---------- DATA PROVIDED ----------
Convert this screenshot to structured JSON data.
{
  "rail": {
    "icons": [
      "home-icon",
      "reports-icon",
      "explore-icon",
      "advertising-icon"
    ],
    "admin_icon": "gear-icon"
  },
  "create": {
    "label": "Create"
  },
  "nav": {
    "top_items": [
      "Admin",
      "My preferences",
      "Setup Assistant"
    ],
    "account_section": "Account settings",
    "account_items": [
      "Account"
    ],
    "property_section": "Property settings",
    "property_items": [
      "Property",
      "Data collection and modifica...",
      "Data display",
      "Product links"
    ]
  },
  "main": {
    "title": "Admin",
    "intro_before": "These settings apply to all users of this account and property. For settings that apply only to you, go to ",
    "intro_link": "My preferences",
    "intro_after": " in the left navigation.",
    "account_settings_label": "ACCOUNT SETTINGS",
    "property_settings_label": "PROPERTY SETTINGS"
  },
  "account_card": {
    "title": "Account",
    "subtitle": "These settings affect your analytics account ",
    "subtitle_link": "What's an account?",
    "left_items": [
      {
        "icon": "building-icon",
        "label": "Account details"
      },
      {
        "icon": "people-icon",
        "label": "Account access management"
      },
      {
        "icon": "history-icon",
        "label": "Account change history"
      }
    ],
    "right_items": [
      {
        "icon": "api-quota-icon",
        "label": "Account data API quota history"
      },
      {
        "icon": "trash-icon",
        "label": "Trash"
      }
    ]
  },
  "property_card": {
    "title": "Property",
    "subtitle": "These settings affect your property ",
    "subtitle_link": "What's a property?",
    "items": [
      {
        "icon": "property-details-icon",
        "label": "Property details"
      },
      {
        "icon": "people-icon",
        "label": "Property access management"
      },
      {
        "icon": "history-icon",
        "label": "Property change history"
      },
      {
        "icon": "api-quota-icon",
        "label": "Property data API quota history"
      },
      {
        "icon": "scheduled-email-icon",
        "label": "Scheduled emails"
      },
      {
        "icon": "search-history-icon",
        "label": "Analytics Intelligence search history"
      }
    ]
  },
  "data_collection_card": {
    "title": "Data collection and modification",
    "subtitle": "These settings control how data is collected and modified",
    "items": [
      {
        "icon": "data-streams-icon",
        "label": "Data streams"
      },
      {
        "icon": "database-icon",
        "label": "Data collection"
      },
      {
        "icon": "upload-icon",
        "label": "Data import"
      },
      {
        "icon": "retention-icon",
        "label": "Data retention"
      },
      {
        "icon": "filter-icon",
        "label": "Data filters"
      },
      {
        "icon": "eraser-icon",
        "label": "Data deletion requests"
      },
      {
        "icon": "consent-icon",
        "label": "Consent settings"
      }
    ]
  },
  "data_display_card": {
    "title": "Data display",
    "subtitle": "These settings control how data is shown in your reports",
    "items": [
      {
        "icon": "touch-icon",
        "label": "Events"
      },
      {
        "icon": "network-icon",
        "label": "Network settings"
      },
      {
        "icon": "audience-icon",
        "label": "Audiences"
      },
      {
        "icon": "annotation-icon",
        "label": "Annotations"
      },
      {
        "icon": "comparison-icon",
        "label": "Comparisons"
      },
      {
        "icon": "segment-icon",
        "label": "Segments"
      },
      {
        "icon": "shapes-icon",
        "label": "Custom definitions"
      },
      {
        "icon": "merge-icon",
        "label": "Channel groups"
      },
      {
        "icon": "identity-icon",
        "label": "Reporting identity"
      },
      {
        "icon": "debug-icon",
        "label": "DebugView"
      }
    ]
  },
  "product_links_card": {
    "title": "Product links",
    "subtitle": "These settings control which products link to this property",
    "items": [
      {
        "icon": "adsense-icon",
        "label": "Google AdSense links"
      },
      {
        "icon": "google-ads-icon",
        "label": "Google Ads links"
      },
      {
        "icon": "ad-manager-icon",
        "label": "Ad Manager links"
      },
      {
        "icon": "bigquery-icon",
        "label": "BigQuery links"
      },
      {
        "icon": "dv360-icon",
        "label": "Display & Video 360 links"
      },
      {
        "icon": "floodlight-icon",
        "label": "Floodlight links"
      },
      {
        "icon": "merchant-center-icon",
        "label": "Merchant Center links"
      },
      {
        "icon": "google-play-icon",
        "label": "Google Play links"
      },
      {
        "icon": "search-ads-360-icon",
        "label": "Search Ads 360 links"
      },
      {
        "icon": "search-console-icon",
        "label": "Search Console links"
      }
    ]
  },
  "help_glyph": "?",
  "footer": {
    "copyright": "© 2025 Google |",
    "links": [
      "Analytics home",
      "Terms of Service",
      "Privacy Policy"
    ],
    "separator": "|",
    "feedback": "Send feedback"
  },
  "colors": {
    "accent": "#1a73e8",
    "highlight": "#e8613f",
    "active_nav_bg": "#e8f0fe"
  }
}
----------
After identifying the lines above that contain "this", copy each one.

Convert this screenshot to structured JSON data.
    "intro_before": "These settings apply to all users of this account and property. For settings that apply only to you, go to ",
    "subtitle": "These settings control which products link to this property",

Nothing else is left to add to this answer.